- [Action item]: Each line below should be repeated exactly as it stands.

- [Material for this task]:
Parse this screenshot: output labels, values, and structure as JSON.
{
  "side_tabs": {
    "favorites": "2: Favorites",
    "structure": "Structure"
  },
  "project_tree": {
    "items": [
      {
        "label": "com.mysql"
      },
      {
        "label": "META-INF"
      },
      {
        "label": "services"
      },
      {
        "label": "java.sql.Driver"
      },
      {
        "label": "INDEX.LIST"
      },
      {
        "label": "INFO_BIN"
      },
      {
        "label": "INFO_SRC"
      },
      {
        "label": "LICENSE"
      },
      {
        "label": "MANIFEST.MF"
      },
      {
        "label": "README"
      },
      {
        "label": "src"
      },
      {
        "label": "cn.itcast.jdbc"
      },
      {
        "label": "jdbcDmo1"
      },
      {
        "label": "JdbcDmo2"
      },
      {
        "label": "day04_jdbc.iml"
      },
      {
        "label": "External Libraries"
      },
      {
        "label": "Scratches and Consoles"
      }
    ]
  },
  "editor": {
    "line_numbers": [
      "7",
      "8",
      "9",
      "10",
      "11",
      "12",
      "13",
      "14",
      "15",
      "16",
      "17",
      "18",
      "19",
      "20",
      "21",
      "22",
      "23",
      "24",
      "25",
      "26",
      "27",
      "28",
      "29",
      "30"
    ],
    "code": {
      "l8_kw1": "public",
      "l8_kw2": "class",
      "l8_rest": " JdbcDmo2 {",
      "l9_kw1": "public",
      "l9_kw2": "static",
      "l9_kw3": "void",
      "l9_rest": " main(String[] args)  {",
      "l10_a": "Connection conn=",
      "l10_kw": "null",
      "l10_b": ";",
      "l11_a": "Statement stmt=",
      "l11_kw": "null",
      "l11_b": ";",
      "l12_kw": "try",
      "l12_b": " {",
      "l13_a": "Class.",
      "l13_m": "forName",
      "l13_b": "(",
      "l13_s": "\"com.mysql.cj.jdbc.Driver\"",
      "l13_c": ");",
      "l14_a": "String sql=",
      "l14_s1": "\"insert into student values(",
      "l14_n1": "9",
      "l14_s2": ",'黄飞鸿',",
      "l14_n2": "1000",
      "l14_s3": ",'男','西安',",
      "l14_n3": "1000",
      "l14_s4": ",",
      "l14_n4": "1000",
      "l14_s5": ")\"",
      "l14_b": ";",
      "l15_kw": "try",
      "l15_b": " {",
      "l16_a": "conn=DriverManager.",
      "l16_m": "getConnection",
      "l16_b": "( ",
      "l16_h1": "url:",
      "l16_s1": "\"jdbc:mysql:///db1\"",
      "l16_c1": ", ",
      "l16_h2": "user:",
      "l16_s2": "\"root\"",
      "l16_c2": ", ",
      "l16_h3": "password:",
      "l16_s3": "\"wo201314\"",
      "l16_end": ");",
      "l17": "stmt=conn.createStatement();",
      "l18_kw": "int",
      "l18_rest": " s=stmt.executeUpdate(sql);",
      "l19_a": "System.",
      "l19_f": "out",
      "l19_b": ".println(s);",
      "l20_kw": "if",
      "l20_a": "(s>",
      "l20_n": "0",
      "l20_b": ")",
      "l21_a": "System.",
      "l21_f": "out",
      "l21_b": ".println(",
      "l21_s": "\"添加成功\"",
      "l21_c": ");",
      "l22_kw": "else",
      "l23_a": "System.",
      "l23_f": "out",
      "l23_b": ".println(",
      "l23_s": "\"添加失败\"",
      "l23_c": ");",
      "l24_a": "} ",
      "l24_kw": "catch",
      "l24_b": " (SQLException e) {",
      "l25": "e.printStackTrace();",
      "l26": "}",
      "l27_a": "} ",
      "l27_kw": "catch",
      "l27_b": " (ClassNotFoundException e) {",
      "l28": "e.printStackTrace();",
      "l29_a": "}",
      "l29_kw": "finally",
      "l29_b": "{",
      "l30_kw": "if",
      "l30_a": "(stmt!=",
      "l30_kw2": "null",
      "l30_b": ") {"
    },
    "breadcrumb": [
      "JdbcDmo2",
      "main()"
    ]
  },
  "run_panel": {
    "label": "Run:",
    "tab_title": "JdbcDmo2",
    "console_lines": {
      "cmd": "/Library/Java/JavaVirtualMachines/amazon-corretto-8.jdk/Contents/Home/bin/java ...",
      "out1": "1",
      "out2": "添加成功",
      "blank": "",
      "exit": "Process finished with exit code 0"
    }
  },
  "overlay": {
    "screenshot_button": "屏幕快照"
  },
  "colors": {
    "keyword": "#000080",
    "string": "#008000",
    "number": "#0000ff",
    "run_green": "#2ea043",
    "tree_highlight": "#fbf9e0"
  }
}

- [Written answer]:
Parse this screenshot: output labels, values, and structure as JSON.
{
  "side_tabs": {
    "favorites": "2: Favorites",
    "structure": "Structure"
  },
  "project_tree": {
    "items": [
      {
        "label": "com.mysql"
      },
      {
        "label": "META-INF"
      },
      {
        "label": "services"
      },
      {
        "label": "java.sql.Driver"
      },
      {
        "label": "INDEX.LIST"
      },
      {
        "label": "INFO_BIN"
      },
      {
        "label": "INFO_SRC"
      },
      {
        "label": "LICENSE"
      },
      {
        "label": "MANIFEST.MF"
      },
      {
        "label": "README"
      },
      {
        "label": "src"
      },
      {
        "label": "cn.itcast.jdbc"
      },
      {
        "label": "jdbcDmo1"
      },
      {
        "label": "JdbcDmo2"
      },
      {
        "label": "day04_jdbc.iml"
      },
      {
        "label": "External Libraries"
      },
      {
        "label": "Scratches and Consoles"
      }
    ]
  },
  "editor": {
    "line_numbers": [
      "7",
      "8",
      "9",
      "10",
      "11",
      "12",
      "13",
      "14",
      "15",
      "16",
      "17",
      "18",
      "19",
      "20",
      "21",
      "22",
      "23",
      "24",
      "25",
      "26",
      "27",
      "28",
      "29",
      "30"
    ],
    "code": {
      "l8_kw1": "public",
      "l8_kw2": "class",
      "l8_rest": " JdbcDmo2 {",
      "l9_kw1": "public",
      "l9_kw2": "static",
      "l9_kw3": "void",
      "l9_rest": " main(String[] args)  {",
      "l10_a": "Connection conn=",
      "l10_kw": "null",
      "l10_b": ";",
      "l11_a": "Statement stmt=",
      "l11_kw": "null",
      "l11_b": ";",
      "l12_kw": "try",
      "l12_b": " {",
      "l13_a": "Class.",
      "l13_m": "forName",
      "l13_b": "(",
      "l13_s": "\"com.mysql.cj.jdbc.Driver\"",
      "l13_c": ");",
      "l14_a": "String sql=",
      "l14_s1": "\"insert into student values(",
      "l14_n1": "9",
      "l14_s2": ",'黄飞鸿',",
      "l14_n2": "1000",
      "l14_s3": ",'男','西安',",
      "l14_n3": "1000",
      "l14_s4": ",",
      "l14_n4": "1000",
      "l14_s5": ")\"",
      "l14_b": ";",
      "l15_kw": "try",
      "l15_b": " {",
      "l16_a": "conn=DriverManager.",
      "l16_m": "getConnection",
      "l16_b": "( ",
      "l16_h1": "url:",
      "l16_s1": "\"jdbc:mysql:///db1\"",
      "l16_c1": ", ",
      "l16_h2": "user:",
      "l16_s2": "\"root\"",
      "l16_c2": ", ",
      "l16_h3": "password:",
      "l16_s3": "\"wo201314\"",
      "l16_end": ");",
      "l17": "stmt=conn.createStatement();",
      "l18_kw": "int",
      "l18_rest": " s=stmt.executeUpdate(sql);",
      "l19_a": "System.",
      "l19_f": "out",
      "l19_b": ".println(s);",
      "l20_kw": "if",
      "l20_a": "(s>",
      "l20_n": "0",
      "l20_b": ")",
      "l21_a": "System.",
      "l21_f": "out",
      "l21_b": ".println(",
      "l21_s": "\"添加成功\"",
      "l21_c": ");",
      "l22_kw": "else",
      "l23_a": "System.",
      "l23_f": "out",
      "l23_b": ".println(",
      "l23_s": "\"添加失败\"",
      "l23_c": ");",
      "l24_a": "} ",
      "l24_kw": "catch",
      "l24_b": " (SQLException e) {",
      "l25": "e.printStackTrace();",
      "l26": "}",
      "l27_a": "} ",
      "l27_kw": "catch",
      "l27_b": " (ClassNotFoundException e) {",
      "l28": "e.printStackTrace();",
      "l29_a": "}",
      "l29_kw": "finally",
      "l29_b": "{",
      "l30_kw": "if",
      "l30_a": "(stmt!=",
      "l30_kw2": "null",
      "l30_b": ") {"
    },
    "breadcrumb": [
      "JdbcDmo2",
      "main()"
    ]
  },
  "run_panel": {
    "label": "Run:",
    "tab_title": "JdbcDmo2",
    "console_lines": {
      "cmd": "/Library/Java/JavaVirtualMachines/amazon-corretto-8.jdk/Contents/Home/bin/java ...",
      "out1": "1",
      "out2": "添加成功",
      "blank": "",
      "exit": "Process finished with exit code 0"
    }
  },
  "overlay": {
    "screenshot_button": "屏幕快照"
  },
  "colors": {
    "keyword": "#000080",
    "string": "#008000",
    "number": "#0000ff",
    "run_green": "#2ea043",
    "tree_highlight": "#fbf9e0"
  }
}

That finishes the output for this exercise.